(App and web page records)
------------------------------

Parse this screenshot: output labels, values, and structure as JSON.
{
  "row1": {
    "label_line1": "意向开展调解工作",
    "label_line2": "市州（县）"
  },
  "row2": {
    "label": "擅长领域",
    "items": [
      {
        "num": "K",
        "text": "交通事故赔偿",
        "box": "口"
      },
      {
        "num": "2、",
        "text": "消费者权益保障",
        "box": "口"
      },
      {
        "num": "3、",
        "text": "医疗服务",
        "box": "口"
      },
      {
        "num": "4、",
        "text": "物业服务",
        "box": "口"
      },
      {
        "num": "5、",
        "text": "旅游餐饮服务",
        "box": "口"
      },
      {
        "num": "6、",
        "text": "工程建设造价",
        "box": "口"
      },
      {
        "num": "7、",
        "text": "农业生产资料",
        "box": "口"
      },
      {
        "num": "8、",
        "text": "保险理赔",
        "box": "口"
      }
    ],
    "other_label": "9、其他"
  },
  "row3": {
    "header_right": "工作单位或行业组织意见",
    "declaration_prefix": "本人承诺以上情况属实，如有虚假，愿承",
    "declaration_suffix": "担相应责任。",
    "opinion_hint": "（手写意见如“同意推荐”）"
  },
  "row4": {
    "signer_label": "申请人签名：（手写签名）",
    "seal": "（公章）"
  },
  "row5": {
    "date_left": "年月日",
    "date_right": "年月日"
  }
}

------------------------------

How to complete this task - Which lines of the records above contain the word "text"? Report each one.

Exercise solution -
        "text": "交通事故赔偿",
        "text": "消费者权益保障",
        "text": "医疗服务",
        "text": "物业服务",
        "text": "旅游餐饮服务",
        "text": "工程建设造价",
        "text": "农业生产资料",
        "text": "保险理赔",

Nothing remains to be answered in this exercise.